Is opposition limited to peaceniks and American-hating
Wars have unintended consequences. Would an American
invasion of an Arab country further radicalize the
Islamic world, leading to the rise of unfriendly
governments in Pakistan, Egypt and Saudi Arabia? Would
the U.S. then have to invade a hostile Pakistan because
of its nuclear weapons?
The terrorist threat comes from
radical Islam. Saddam Hussein runs a secular state.
Would overthrowing a secular ruler help or harm radical
An American attack on Iraq would cause a loss of
sympathy among our European allies. Would a more
isolated America receive the same cooperation in the
battle against terror?
War hawks believe that a demonstration of U.S.
military clout would improve the Middle Eastern
situation. But Israel has been demonstrating clout for
decades and is still engulfed by terrorism.
No doubt Saddam Hussein bears the U.S. ill will, and
he may be
acquiring weapons of mass destruction. Nevertheless,
is the level of threat to the U.S. from a country of 23
million relatively poor and uneducated people blown out
If the U.S. is to adopt the Roman approach of
overthrowing enemies before they arise, the U.S. should
focus on China, a much greater potential threat.
Ambitious China has the world`s largest population
and weapons of mass destruction. The
Clinton administration gave China the missile technology
required to reach American cities. U.S. firms, seeking
lower costs, are
building up China`s high-tech industrial capacity.
Sound arguments can be made that the focus on Iraq is
preventing more serious vulnerabilities from being
addressed. Terrorists abroad do us less damage than the
terrorists allowed into our country by our open-borders
The U.S. is so politically correct that it no longer
differentiates between illegal aliens and native-born
citizens.

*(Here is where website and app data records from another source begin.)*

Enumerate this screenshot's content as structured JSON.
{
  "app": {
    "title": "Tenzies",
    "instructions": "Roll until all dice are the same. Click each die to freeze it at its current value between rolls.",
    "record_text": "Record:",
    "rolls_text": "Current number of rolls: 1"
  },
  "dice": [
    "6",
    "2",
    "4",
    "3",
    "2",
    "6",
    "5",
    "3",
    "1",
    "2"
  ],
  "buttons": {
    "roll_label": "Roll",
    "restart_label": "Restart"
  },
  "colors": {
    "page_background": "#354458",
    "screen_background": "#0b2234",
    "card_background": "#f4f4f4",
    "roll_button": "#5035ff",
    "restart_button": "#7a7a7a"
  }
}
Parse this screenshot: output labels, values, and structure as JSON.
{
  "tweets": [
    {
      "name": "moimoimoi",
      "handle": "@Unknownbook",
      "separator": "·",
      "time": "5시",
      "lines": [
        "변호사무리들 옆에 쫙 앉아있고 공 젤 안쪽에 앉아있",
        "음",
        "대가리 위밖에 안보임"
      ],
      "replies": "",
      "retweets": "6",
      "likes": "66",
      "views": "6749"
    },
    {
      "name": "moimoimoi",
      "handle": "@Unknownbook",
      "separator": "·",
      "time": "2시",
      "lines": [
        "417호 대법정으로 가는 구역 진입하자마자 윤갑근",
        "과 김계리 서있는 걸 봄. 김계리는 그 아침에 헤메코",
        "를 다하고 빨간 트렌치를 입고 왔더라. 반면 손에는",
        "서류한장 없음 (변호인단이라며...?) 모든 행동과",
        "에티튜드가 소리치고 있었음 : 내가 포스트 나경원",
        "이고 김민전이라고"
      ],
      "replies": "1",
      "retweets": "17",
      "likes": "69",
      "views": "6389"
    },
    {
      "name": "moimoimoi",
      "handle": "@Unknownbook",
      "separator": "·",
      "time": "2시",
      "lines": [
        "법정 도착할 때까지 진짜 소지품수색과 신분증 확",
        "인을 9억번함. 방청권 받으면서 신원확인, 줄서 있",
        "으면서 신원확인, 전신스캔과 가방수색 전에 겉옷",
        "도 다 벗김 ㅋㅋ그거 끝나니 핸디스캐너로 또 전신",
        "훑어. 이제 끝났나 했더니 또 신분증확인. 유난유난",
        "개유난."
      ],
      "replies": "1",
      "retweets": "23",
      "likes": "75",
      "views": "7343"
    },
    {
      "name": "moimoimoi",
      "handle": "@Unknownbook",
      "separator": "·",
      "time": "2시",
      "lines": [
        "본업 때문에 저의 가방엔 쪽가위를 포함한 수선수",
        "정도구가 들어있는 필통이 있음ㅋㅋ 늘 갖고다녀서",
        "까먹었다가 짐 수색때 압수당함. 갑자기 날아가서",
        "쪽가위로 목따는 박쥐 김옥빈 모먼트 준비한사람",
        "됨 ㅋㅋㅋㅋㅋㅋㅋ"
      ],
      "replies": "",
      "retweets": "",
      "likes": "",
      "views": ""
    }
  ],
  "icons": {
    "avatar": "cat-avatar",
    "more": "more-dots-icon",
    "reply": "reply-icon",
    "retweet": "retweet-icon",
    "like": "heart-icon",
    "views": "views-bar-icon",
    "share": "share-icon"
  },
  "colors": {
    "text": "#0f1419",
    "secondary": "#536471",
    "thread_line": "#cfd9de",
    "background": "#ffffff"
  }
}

Author and columnist Georgie Anne Geyer has
shown that open borders have turned American citizenship
into an empty concept.
No effort is made to control our borders. Mrs. Malkin
reports that in the six months following the September
11 attacks, the State Department issued almost 200,000
additional visas to Middle Easterners and southern
Asians, areas that are known havens for al Qaeda. People
without visas enter unhindered from Canada and Mexico.
Visas continue to be granted indiscriminately even
though the State Department knows that a high percentage
will overstay their visas and disappear into the
population. The U.S. has become such a
hodgepodge of different peoples and cultures that
the Immigration and Naturalization Service has washed
its hands of locating and deporting illegal aliens.
Can a country conduct a war on terror when it cannot
control its own borders? Does it make sense for a
country that refuses to
defend its own borders to invade another country?
American universities have repeatedly made it clear
that their multicultural goal is to prevent students
from being enculturated into Western civilization. What
does a people stripped of its identity defend?
The U.S. may be in more danger from the extraordinary
imbalance in the political and ideological commitments
of its university faculties than it is from Saddam
Hussein. Time and age will destroy Hussein. But
university faculties are self-selecting and
self-perpetuating, and these faculties are
overwhelmingly hostile to traditional American values
and any political party that stands for these values.
At Cornell the ratio is 27 to 1. At Harvard it is 25
to 1. The ratio is 35 to 1 at Denver College, 23 to 1 at
the University of Colorado, 50 to 1 at Williams College,
72 to 1 at the University of California at Santa
Barbara, 25 to 1 at Syracuse University, 8 to 1 at
Berkeley, 15 to 1 at UCLA, 35 to 1 at the State
University of New York at Binghamton, 9 to 1 at
Stanford, and 10 to 1 at Davidson College.
And some people think the problem is in Iraq?
Paul Craig Roberts is the
co-author with Lawrence M. Stratton of
The Tyranny of Good Intentions: How Prosecutors and
Bureaucrats Are Trampling the Constitution in the Name